May 26, 2022 | 4:33 am EDT Update
He offered that with a caveat though. “I’m just reporting what I was hearing at the Combine – and that is multiple people connected to other teams, agents, etc., the chatter at that Combine, the representation of that chatter is that Zach is very much in play,” Johnson said. “Now that said, the Bulls are still very confident in their ability to re-sign Zach LaVine. Michael Reinsdorf has said it. Arturas Karnisovas has said it. They still have the power to pay him more than any other franchise.”
So what should we expect to happen? K.C. Johnson of NBC Sports Chicago joined the Mully & Haugh Show on Tuesday morning to discuss LaVine’s future. “The safe bet is still that Zach will return (to Chicago),” Johnson said.
Duncan Robinson’s five-year deal he signed last summer was significantly laden with incentives, according to Ira Winderman of the South Florida Sun-Sentinel. In what was reported as a deal worth $90 million, the final $10 million are only guaranteed should the Heat win an NBA title over the next five years.
Brown’s 19-point, 0-turnover second half — coupled with an 18-point second half from Jayson Tatum — allowed Boston to finally break open what was a rock fight in the first half, as the Celtics went on to win 93-80 over the Heat, moving Boston to within one more win of its first trip to the NBA Finals in 12 years.
“Same player,” Brown said from the first half to the second. “Just had to get settled in. That’s it. As the game wears on, some of that energy, some of that intensity starts to wear off, so the game opens up a little bit. The game opened up for me in the second half. “I didn’t want to get down.
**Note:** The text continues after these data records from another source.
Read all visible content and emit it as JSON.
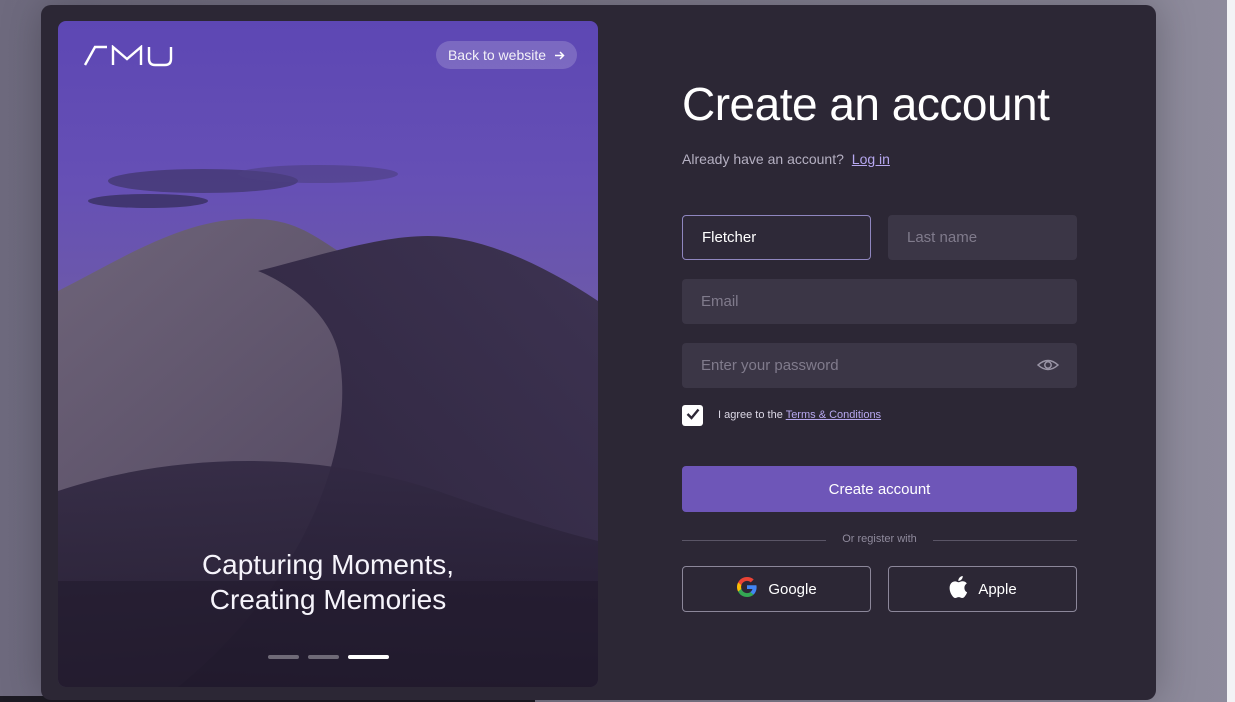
{
  "brand": {
    "logo_text": "AMU"
  },
  "hero": {
    "back_label": "Back to website",
    "tagline_line1": "Capturing Moments,",
    "tagline_line2": "Creating Memories",
    "slides": 3,
    "active_slide": 3
  },
  "form": {
    "title": "Create an account",
    "have_account": "Already have an account?",
    "login_link": "Log in",
    "first_name_value": "Fletcher",
    "last_name_placeholder": "Last name",
    "email_placeholder": "Email",
    "password_placeholder": "Enter your password",
    "agree_prefix": "I agree to the",
    "terms_link": "Terms & Conditions",
    "agree_checked": true,
    "submit_label": "Create account",
    "divider_label": "Or register with",
    "google_label": "Google",
    "apple_label": "Apple"
  },
  "icons": {
    "back": "arrow-right-icon",
    "eye": "eye-icon",
    "check": "check-icon",
    "google": "google-icon",
    "apple": "apple-icon"
  },
  "colors": {
    "accent": "#6e56b8",
    "link": "#b7a8f0",
    "card": "#2c2735",
    "field": "#3b3646"
  }
}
I didn’t want to look into the past, think that this game was over. My team needed me to come out and respond. “First half was s—. Threw it away. [Just] come out, play basketball in the second half.”
Boston’s path to this moment has not been the idyllic storybook tale — at least not yet — but it has been awfully effective just the same. “The mental stress and strain we put on some teams with our defense has worked and carried us through the playoffs at times,” Udoka said. “You saw in the Brooklyn [Nets] series, guys started to wear down. Game 7, [Giannis] Antetokounmpo slowed down some. But having all those bodies to continue to throw at people wears down on them.”